### WHAT TO DO
Using the word "Finalización" as the filter, copy each matching line from the records.

### INFORMATION PROVIDED
┌────────

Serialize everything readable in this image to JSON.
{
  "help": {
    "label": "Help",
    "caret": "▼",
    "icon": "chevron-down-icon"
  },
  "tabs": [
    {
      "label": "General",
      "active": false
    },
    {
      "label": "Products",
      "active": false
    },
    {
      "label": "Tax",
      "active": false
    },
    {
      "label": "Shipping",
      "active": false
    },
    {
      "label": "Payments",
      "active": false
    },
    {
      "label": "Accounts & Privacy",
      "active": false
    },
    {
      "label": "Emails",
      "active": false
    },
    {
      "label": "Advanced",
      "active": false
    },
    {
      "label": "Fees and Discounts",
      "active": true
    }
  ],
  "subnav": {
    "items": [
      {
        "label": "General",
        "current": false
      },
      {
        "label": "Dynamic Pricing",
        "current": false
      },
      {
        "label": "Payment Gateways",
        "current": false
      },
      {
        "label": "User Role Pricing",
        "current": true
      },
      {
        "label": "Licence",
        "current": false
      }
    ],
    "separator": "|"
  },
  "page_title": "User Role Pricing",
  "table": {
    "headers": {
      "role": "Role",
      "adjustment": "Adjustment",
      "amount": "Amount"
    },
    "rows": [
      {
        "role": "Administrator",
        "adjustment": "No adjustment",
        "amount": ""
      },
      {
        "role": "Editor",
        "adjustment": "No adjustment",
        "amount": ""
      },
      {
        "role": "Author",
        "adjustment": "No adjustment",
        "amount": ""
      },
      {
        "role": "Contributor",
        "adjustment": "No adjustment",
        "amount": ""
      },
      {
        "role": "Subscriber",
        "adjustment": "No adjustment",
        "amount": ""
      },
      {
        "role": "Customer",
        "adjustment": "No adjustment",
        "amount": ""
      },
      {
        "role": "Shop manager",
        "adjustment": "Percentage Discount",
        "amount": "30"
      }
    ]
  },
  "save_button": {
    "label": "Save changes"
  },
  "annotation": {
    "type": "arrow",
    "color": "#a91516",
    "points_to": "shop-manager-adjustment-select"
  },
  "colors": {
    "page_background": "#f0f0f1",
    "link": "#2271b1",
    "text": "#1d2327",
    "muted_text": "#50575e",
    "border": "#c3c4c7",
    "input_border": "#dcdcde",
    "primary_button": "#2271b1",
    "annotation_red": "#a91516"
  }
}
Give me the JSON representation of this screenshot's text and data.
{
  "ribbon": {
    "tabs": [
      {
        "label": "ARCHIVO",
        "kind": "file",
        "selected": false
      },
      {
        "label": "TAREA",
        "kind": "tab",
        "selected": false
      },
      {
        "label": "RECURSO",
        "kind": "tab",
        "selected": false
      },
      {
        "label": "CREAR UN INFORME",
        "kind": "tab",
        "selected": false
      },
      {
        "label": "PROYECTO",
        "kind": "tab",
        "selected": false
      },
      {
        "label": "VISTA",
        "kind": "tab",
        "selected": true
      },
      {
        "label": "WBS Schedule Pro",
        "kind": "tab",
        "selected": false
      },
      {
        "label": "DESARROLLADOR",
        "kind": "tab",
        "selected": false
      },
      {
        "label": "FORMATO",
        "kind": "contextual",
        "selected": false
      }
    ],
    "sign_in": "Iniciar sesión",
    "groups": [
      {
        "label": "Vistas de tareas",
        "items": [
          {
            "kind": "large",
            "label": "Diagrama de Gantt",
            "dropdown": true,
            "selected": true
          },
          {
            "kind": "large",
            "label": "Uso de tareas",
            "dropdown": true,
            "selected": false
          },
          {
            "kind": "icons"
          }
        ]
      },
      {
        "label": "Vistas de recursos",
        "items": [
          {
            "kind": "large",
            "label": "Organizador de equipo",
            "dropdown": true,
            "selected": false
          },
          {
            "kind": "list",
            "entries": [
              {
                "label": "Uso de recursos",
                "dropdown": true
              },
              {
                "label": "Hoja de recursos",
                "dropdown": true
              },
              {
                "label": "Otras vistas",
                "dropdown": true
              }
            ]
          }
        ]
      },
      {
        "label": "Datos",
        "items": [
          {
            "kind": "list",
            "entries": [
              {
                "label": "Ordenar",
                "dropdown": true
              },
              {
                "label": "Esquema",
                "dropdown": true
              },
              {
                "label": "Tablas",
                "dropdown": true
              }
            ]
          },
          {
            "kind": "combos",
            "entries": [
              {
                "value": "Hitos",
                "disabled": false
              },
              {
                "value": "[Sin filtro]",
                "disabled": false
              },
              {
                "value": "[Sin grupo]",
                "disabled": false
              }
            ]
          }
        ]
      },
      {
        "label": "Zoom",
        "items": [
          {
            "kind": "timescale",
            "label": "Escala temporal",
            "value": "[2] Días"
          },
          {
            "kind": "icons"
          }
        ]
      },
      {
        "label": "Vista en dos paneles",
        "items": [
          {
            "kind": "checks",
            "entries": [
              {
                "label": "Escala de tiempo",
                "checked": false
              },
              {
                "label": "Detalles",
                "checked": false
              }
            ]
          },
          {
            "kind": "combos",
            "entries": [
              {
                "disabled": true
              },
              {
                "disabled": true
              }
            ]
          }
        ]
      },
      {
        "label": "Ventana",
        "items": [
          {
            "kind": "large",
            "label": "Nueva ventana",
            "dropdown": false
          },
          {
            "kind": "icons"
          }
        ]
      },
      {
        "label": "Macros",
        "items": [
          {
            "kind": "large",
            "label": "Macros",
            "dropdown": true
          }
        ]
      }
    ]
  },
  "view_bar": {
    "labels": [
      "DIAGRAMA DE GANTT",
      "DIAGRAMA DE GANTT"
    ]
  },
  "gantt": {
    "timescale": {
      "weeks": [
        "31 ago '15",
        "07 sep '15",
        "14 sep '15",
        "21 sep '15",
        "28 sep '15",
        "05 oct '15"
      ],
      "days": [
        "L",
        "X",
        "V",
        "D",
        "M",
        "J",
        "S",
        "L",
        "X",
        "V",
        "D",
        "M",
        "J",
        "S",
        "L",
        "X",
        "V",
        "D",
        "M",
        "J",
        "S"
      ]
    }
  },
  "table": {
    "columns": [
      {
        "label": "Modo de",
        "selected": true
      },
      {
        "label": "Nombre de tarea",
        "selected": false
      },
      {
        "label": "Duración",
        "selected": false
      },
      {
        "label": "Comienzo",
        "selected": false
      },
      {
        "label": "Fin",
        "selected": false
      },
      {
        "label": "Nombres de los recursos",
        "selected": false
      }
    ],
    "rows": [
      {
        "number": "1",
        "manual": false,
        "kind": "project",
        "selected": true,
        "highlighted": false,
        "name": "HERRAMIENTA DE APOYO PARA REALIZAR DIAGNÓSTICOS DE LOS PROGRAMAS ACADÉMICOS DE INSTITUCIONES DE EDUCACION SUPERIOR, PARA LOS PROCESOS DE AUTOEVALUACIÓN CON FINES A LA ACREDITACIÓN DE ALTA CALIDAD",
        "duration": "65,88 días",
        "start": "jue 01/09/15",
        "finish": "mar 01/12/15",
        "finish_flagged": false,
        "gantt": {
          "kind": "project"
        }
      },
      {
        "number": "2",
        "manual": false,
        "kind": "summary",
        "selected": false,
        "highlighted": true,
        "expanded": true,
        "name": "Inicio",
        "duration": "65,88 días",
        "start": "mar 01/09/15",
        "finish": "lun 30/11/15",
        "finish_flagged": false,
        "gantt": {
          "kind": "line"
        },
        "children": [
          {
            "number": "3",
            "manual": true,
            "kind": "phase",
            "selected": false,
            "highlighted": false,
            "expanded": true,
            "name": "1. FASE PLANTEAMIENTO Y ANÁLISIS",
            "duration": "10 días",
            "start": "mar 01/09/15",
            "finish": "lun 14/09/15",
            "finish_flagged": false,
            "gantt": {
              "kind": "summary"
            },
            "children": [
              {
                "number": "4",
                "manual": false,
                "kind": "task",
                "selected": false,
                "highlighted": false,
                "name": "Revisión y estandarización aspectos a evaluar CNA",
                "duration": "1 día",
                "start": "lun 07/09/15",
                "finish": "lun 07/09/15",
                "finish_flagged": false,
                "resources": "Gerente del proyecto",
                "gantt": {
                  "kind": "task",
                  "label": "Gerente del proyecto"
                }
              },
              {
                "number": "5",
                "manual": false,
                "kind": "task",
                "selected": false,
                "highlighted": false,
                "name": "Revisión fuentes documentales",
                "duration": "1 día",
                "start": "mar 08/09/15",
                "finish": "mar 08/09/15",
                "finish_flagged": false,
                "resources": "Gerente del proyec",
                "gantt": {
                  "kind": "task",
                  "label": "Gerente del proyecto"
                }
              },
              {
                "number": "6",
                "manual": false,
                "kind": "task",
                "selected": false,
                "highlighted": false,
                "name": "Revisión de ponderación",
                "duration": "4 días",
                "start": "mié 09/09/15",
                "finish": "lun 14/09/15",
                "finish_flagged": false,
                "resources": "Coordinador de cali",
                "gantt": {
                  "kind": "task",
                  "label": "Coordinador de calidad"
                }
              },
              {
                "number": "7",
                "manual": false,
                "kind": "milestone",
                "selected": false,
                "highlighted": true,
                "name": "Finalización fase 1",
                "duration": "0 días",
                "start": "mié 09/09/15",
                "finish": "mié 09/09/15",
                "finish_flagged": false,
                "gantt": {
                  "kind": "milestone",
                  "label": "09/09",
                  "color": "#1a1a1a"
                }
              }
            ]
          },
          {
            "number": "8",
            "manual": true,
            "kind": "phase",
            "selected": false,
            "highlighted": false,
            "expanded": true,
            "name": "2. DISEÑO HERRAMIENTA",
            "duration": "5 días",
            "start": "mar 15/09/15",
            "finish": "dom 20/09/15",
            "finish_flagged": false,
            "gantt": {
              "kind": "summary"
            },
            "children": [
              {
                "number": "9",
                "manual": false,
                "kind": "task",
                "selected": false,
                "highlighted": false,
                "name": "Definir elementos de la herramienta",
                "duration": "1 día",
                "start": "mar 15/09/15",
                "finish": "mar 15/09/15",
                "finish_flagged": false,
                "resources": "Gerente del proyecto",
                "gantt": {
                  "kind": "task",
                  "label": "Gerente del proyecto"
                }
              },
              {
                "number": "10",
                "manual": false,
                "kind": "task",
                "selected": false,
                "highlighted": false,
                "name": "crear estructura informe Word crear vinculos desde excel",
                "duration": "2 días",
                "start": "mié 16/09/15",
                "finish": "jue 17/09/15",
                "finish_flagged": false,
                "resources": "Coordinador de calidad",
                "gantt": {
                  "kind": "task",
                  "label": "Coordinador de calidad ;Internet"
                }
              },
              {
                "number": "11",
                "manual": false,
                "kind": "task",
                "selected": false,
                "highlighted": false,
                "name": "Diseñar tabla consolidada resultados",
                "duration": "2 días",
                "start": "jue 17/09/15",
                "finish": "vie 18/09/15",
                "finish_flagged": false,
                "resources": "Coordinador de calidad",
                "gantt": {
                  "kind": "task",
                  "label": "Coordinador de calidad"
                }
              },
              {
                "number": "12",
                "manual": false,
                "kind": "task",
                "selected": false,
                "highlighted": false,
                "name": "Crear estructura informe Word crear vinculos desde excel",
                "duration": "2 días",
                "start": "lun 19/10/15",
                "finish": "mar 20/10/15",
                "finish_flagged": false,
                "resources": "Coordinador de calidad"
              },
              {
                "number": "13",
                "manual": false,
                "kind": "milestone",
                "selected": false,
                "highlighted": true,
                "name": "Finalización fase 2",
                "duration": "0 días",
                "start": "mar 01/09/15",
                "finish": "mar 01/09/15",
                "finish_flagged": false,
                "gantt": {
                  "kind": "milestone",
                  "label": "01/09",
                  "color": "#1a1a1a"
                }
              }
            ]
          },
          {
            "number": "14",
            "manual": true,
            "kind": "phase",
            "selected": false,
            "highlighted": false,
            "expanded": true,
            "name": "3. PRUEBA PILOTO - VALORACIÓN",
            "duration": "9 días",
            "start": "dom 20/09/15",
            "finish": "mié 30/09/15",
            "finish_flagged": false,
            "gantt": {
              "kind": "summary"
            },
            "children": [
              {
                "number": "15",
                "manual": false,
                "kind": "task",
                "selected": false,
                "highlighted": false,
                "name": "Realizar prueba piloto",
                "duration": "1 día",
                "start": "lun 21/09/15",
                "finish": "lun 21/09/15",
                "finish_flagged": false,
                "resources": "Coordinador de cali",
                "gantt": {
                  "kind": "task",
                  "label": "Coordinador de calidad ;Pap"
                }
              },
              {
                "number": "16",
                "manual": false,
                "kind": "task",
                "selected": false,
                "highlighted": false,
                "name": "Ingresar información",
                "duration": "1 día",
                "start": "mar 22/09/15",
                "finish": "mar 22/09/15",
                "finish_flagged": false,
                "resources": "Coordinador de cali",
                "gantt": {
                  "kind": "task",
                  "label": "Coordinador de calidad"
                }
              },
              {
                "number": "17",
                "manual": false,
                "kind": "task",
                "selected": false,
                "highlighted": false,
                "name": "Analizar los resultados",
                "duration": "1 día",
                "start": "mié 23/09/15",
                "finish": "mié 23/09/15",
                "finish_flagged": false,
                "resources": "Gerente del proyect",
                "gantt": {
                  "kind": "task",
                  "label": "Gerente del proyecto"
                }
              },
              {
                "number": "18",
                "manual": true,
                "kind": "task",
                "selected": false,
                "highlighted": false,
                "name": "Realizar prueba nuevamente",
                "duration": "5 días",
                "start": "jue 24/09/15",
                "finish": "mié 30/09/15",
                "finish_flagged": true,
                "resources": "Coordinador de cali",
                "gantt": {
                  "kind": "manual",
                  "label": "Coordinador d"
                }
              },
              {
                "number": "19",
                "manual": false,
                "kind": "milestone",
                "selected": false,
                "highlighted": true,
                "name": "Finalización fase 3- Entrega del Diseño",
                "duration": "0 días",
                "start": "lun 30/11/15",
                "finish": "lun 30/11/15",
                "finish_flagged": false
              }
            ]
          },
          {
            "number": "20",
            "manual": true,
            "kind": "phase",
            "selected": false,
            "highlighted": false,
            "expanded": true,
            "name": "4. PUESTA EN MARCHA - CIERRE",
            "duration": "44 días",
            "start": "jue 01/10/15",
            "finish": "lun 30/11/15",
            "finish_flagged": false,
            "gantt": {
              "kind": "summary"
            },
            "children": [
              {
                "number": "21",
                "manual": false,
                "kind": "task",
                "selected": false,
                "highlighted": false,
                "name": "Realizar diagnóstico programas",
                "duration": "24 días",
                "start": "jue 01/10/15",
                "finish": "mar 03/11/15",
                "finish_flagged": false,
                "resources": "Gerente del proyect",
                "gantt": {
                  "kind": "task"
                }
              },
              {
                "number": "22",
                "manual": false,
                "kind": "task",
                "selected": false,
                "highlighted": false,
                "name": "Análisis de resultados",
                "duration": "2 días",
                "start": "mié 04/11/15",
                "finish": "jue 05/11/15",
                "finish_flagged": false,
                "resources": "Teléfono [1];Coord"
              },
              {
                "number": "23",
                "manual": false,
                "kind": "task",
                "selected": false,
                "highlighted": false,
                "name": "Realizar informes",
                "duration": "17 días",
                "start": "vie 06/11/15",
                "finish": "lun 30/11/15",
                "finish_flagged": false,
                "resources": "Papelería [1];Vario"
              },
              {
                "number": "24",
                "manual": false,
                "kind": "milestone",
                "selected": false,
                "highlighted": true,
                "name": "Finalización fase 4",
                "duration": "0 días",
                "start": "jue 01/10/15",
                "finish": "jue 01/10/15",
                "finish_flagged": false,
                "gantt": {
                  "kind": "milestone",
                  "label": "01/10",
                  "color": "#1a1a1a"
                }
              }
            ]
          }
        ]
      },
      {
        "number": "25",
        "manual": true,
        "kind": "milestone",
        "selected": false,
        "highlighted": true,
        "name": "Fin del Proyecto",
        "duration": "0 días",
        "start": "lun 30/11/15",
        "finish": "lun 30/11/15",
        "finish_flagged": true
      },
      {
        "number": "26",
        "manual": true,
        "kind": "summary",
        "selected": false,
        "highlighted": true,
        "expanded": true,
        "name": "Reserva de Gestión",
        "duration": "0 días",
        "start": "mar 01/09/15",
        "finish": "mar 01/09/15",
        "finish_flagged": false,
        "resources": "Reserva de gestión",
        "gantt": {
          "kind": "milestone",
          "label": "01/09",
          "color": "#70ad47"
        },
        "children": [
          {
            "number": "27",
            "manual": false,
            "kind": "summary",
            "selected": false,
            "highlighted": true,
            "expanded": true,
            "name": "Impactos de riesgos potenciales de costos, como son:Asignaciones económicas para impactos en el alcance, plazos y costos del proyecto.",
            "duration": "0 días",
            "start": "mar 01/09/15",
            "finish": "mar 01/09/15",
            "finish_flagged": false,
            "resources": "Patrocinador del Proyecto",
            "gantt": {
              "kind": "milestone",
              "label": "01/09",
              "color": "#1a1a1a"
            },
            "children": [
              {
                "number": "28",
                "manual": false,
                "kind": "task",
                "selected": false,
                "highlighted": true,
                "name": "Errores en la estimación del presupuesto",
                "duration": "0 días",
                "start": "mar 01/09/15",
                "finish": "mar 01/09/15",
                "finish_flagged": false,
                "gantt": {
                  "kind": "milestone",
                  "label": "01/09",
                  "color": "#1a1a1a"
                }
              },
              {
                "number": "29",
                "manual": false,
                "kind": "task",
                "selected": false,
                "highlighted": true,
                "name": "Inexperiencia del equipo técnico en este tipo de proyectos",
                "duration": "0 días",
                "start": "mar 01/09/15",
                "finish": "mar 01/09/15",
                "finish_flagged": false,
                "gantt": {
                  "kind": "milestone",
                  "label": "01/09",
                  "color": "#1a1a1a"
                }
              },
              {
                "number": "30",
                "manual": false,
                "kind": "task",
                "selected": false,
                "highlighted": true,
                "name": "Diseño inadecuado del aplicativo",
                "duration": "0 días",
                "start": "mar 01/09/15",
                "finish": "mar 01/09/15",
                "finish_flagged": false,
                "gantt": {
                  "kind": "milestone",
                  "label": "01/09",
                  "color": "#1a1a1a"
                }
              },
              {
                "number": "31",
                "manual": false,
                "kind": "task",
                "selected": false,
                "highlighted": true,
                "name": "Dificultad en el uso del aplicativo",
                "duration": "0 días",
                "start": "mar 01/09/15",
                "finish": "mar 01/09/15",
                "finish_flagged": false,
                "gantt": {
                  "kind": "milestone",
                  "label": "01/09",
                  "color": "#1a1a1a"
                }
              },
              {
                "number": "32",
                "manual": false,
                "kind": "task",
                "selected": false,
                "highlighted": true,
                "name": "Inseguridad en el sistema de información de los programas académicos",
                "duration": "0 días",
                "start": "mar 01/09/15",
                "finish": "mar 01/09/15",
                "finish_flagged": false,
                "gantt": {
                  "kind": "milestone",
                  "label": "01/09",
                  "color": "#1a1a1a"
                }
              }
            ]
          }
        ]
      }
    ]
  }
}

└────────

### RESPONSE BOX
                "name": "Finalización fase 1",
                "name": "Finalización fase 2",
                "name": "Finalización fase 3- Entrega del Diseño",
                "name": "Finalización fase 4",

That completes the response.